Perhaps you've had this experience:
You have a recipe that relies heavily on chicken or beef broth for flavor. In order to "parvise" the recipe (or make it vegetarian), you replace the meat broth with immitation chicken or beef broth from a mix. The recipe works beautifully, but you're not happy about your reliance on phony meat, so one day you nobly prepare a homemade vegetable stock and use that instead. To your surprise, the flavor is one-dimensional and unappealing. You were better off with the mix.
A Boston Globe article that I read recently got me thinking about this phenomenon in a new light. The article is about the fifth and least familiar taste, umami. The word umami, which roughly translates as "delicious" in Japanese, was first used to describe a specific taste by the Japanese chemist Kikunae Ikeda, who isolated monosodium glutamate, or MSG. Contrary to popular belief, there is no evidence that MSG is unhealthy unless you're allergic to it; unfortunately, however, many people are.
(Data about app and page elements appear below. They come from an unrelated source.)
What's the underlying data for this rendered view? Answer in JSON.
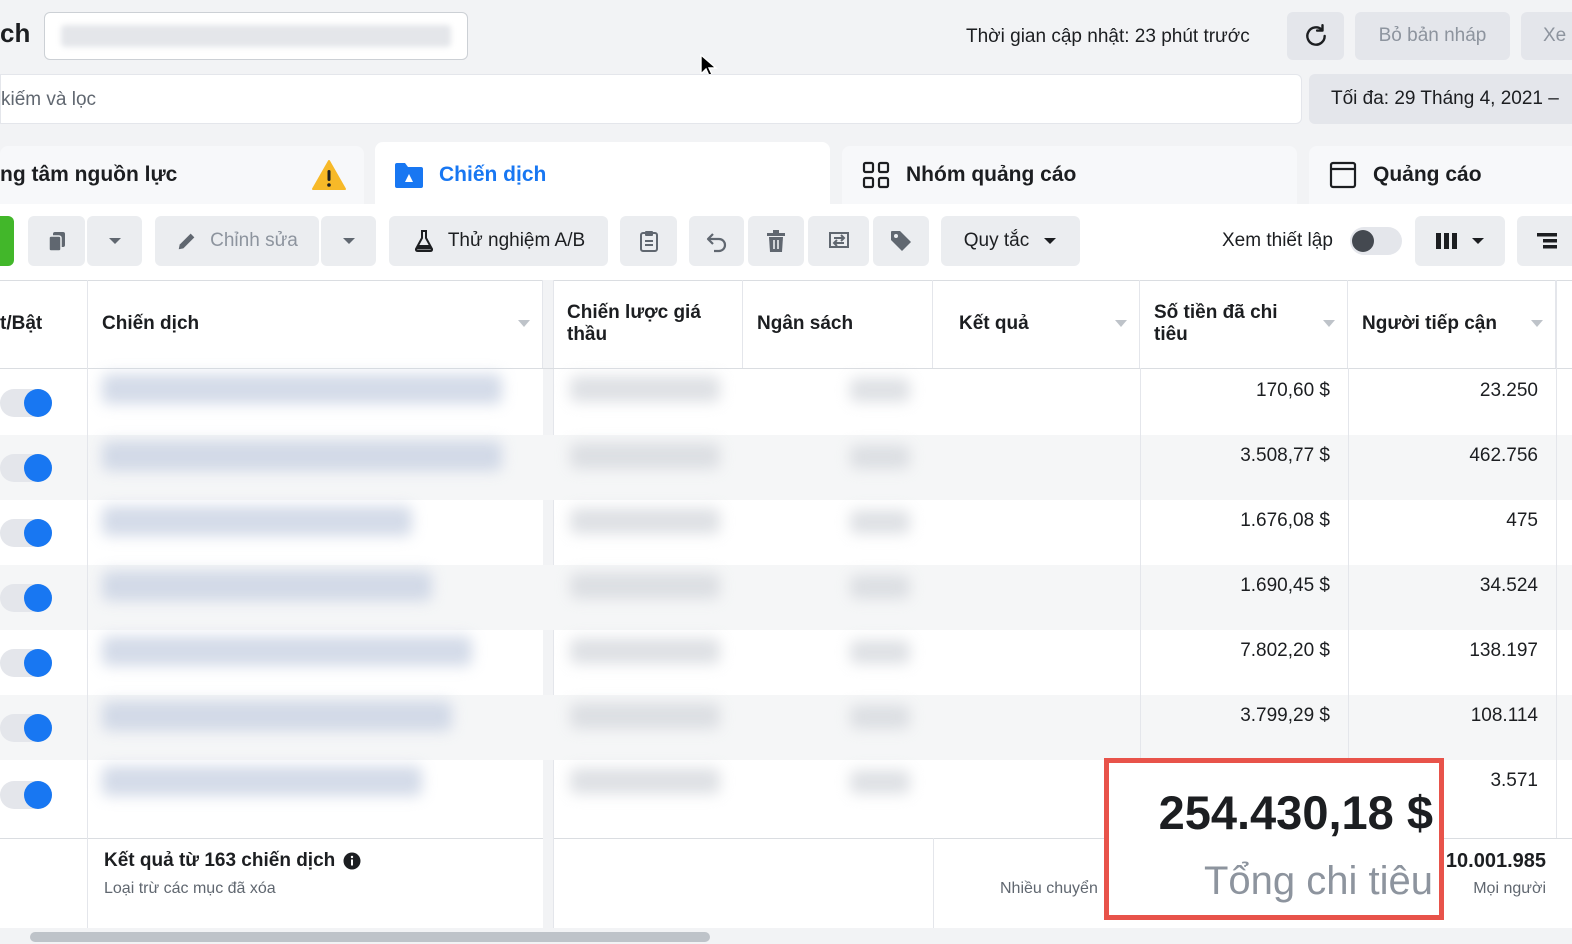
{
  "header": {
    "title_fragment": "ch",
    "update_text": "Thời gian cập nhật: 23 phút trước",
    "discard_label": "Bỏ bản nháp",
    "review_label": "Xe"
  },
  "search": {
    "placeholder": "kiếm và lọc",
    "date_range": "Tối đa: 29 Tháng 4, 2021 –"
  },
  "tabs": [
    {
      "label": "ng tâm nguồn lực"
    },
    {
      "label": "Chiến dịch"
    },
    {
      "label": "Nhóm quảng cáo"
    },
    {
      "label": "Quảng cáo"
    }
  ],
  "toolbar": {
    "edit_label": "Chỉnh sửa",
    "ab_test_label": "Thử nghiệm A/B",
    "rules_label": "Quy tắc",
    "view_setup_label": "Xem thiết lập"
  },
  "table": {
    "columns": [
      "t/Bật",
      "Chiến dịch",
      "Chiến lược giá thầu",
      "Ngân sách",
      "Kết quả",
      "Số tiền đã chi tiêu",
      "Người tiếp cận"
    ],
    "rows": [
      {
        "spent": "170,60 $",
        "reach": "23.250"
      },
      {
        "spent": "3.508,77 $",
        "reach": "462.756"
      },
      {
        "spent": "1.676,08 $",
        "reach": "475"
      },
      {
        "spent": "1.690,45 $",
        "reach": "34.524"
      },
      {
        "spent": "7.802,20 $",
        "reach": "138.197"
      },
      {
        "spent": "3.799,29 $",
        "reach": "108.114"
      },
      {
        "spent": "",
        "reach": "3.571"
      }
    ]
  },
  "footer": {
    "summary_title": "Kết quả từ 163 chiến dịch",
    "summary_sub": "Loại trừ các mục đã xóa",
    "results_note": "Nhiều chuyển",
    "total_spent": "254.430,18 $",
    "total_spent_label": "Tổng chi tiêu",
    "total_reach": "10.001.985",
    "total_reach_label": "Mọi người"
  },
  "colors": {
    "accent": "#1877f2",
    "highlight": "#e8534a",
    "warning": "#f7b928"
  }
}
Scientists attribute umami to certain amino acids and nucleotides including, but not restricted to, glutamate. It seems that the flavor develops in meat as it cooks and the proteins are broken down into amino acids. (Braising meat is the best way to bring out the umami.) Vegetables develop umami as they ripen. Fermentation brings out the umami in wine, beer, and Asian foods like miso and fish sauce.
Clear vegetable broth isn't nearly as umami-rich as chicken broth or soup mix with MSG, presumably because you need a higher concentration of specific vegetables in order to get deep umami flavor. A rich mushroom, squash, or tomato broth is fine, but only if you're making mushroom, squash, or tomato soup.
The authors of The Fifth Taste: Cooking With Umami claim that you don't need MSG to make umami-rich food, and they seem to have plenty of vegetarian recipes to offer. Still, it seems to me that takes a bit more to pack umami into a vegetarian dish than a fleischig one. Here are a few tricks that I've found bring out the flavor I now know as umami in parve soups:
1. Make soups hearty, not thin and clear.
2. Use crushed tomatoes or tomato puree if the flavor is compatible with the type of soup you're making.
3. Add chunks of sweet potato or winter squash to vegetable, split pea, and lentil soups.
4. Add a splash of dry wine (preferably red, if you're using tomatoes).
5. Let soup simmer for a good 3-5 hours, if not longer.
As for parve hot and sour soup, vegetarian grape leaves, and matsa farfel kugel, I'm sticking with the MSG.
(Cross-posted to Kosherblog.)